Hint: Consider the exponential function: Can you use it to show the first property (as a start)?
PROBLEM:
Suppose that a function satisfies the following conditions for all real values and :
i.
ii. , where
Show that the derivative exists at every value of and that .
ATTEMPT:
I honestly don't have much of a clue here. Instead, I've tried to ask myself questions to get some idea going but to no avail. First, I tried to make sense of what the conditions imply and discovered that because and belong in the same set of real numbers without restriction, then everything said about is also true about .
Therefore, , where
I thought, maybe, if I could rewrite condition (i) with a substitution in terms of (ii), I might get somewhere.
Any thoughts?
Lambin
Did you realize the important properties of your function?
1. f(0) = 1 : Indeed if you put x = y =0 then you will get it.
2. f(x) is different than zero for all real numbers x… Indeed if for a real number y we have
f(y) =0 then f(x+y) = 0 for all values of x .i.e for all real numbers ..that is absurd…
3. f(x-y) = f(x) /f(y) indeed substitute x = x-y and you get f(x)=f(x-y)f(y) then…
4. f(x) >0 for every real number x . indeed substitute x = y and you will get it….
The only known function from functional Analysis to have all these properties is the function f(x) = e^x which is differentiable for all real numbers x and f’(x) = f(x).
MINOAS
I think that Lambin was looking for a more direct proof.
If you look at the definition and work with the given properties of f, I think you'll get to the result pretty quickly: start by substituting f(x)f(h) for f(x+h).
- Hollywood
Oh, this is fantastic! You know, I actually did peer into the definition of the derivative but must have overlooked its resemblance to condition (i), otherwise I would have been able to figure it out.
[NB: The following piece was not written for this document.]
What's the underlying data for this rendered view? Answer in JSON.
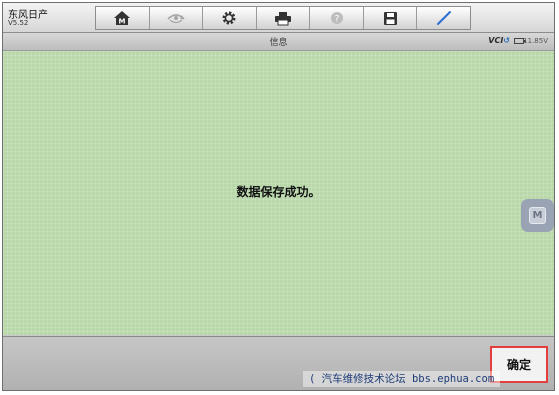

Intuitively, I thought it might be possible that f'(x) = f(x) because the first condition was simulating an exponential function.
Thanks again for all these replies.